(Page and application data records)
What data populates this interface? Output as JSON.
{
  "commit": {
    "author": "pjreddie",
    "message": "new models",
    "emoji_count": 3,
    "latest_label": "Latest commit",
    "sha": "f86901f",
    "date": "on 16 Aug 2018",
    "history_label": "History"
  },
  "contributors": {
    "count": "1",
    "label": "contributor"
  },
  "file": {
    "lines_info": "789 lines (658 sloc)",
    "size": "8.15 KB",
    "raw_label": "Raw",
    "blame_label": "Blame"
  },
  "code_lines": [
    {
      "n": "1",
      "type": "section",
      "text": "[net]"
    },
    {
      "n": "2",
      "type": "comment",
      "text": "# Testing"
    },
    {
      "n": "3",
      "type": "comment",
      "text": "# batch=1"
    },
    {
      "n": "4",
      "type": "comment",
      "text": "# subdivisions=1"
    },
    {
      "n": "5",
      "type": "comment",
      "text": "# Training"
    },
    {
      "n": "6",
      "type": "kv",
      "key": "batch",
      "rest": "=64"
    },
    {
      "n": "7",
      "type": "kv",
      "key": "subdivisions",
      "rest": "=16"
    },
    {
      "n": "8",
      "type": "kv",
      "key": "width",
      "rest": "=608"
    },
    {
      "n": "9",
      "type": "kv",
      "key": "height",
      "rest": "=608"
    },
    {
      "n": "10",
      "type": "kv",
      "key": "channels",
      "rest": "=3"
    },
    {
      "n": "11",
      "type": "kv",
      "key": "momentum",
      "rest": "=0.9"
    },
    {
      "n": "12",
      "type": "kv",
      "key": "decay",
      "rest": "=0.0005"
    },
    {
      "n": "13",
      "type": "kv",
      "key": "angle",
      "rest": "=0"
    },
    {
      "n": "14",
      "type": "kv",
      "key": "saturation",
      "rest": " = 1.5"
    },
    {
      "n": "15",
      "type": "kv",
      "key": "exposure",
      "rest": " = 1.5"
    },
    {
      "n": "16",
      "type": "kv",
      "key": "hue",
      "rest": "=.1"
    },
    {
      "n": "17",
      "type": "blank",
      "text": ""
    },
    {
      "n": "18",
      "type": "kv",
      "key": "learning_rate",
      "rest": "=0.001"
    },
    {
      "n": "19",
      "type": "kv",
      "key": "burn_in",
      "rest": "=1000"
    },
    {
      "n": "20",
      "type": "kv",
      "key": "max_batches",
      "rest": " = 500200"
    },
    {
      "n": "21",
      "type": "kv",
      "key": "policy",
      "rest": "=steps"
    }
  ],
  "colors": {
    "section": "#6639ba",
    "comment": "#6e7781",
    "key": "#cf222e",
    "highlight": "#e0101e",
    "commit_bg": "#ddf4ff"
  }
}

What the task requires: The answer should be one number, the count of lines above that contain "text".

Problem solution: 6